If you do this on every system, you should be able to just use /dev/tty.arduino all around (unless you get the strange reboot bahavior I referred to earlier).  I have not tested this; YMMV.

Quote
It appears that .usbserial-   is common to all of the ports.


Yep, that's what the manual and my experience both indicate.

-j

mellis

It should only be the Arduino NG's (which use the new FTDI 232RL) that are serialized.

neurascenic

kg,

Thanks for your explanations.  I may consider giving it a serial with the utilities.  I do have an XP box, though I have never turned it on.  Also, I have a couple of linux boxes just waiting to become render farms.

Unfortunately, I am not a unix/linux guy.  So... the little code snippet... does that effectively create a symbolic link to the ports?   What then, if you want multiple arduinos connected?

There has to be a way in your app that interfaces with the arduino, to have a way of detecting what port it is.
Yea, the serial number makes complete sense especially if it is up to the designer what form that serial number takes.

Even still, the arduino environment has the ability to detect a serial port with a board that does not have a SN.

I suppose I could dig through all the source code...  blech!


Thanks again for the insights, they are of great help.

ñ

kg4wsv

Quote
Unfortunately, I am not a unix/linux guy.  So... the little code snippet... does that effectively create a symbolic link to the ports?


that's exactly what it does.

Quote
What then, if you want multiple arduinos connected?


The same idea will work, but you've got to pay a bit more attention, and make sure you always plug board X into USB slot Y to make it work, and there may still be issues relating to which one gets plugged in first (you'd need more than one unserialized FTDI device to check that, and I don't have any).

Quote
There has to be a way in your app that interfaces with the arduino, to have a way of detecting what port it is.


This is a huge problem with using multiple USB/rs232 devices, or using multiple copies of any USB device at the same time.  Many vendors are quite lazy in writing the device drivers, and never even consider that you might use more than one.

Quote
Even still, the arduino environment has the ability to detect a serial port with a board that does not have a SN.


On the Mac, the arduino app shows _all_ devices that can be serial devices; my laptop's modem is even on the list.

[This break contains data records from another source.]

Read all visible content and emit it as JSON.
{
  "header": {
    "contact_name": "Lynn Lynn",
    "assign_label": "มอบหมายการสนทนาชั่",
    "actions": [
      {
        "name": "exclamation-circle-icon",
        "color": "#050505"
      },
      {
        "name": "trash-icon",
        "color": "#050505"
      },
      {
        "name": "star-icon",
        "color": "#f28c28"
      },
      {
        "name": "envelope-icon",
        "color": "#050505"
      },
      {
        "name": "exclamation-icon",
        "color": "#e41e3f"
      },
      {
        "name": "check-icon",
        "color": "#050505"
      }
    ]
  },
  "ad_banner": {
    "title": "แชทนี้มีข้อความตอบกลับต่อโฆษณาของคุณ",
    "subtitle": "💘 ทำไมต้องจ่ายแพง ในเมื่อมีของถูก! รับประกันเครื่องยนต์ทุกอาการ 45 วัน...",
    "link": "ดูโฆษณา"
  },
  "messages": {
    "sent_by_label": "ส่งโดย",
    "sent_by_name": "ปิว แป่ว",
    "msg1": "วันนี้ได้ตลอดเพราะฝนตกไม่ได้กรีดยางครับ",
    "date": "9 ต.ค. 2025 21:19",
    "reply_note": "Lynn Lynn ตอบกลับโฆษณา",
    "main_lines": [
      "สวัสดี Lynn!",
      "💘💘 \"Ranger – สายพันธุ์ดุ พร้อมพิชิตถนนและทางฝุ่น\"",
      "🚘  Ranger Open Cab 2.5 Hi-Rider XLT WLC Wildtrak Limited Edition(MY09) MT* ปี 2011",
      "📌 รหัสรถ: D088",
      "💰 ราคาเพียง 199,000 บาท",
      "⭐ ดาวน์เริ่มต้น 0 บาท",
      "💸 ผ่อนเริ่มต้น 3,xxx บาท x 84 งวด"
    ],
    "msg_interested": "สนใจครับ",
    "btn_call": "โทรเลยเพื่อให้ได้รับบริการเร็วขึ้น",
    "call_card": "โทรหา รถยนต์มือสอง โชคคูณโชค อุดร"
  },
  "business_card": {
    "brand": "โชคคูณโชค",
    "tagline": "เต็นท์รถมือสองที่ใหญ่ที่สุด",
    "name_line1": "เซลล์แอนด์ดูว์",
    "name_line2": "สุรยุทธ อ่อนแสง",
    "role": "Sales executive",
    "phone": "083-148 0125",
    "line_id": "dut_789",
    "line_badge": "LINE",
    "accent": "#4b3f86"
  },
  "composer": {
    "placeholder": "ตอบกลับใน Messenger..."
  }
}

I suspect it's as simple as doing an "ls /dev/tty.* /dev/cu.*" and listing the results as available devices.

I don't know what USB device is in the arduino you have, but if it's an FTDI chip it may be worth the effort to try and add a serial number to yours.

neurascenic

kg,

Yea I will probably do just that.   I do have an FTDI chip.  I have the board that was just previous to the NG.  I also got it from Sparkfun.   After all, they are just down the road from me.

It just helps me understand to ask all of these questions.



I really do appreciate the help.

Cheers!

ñ

Go Up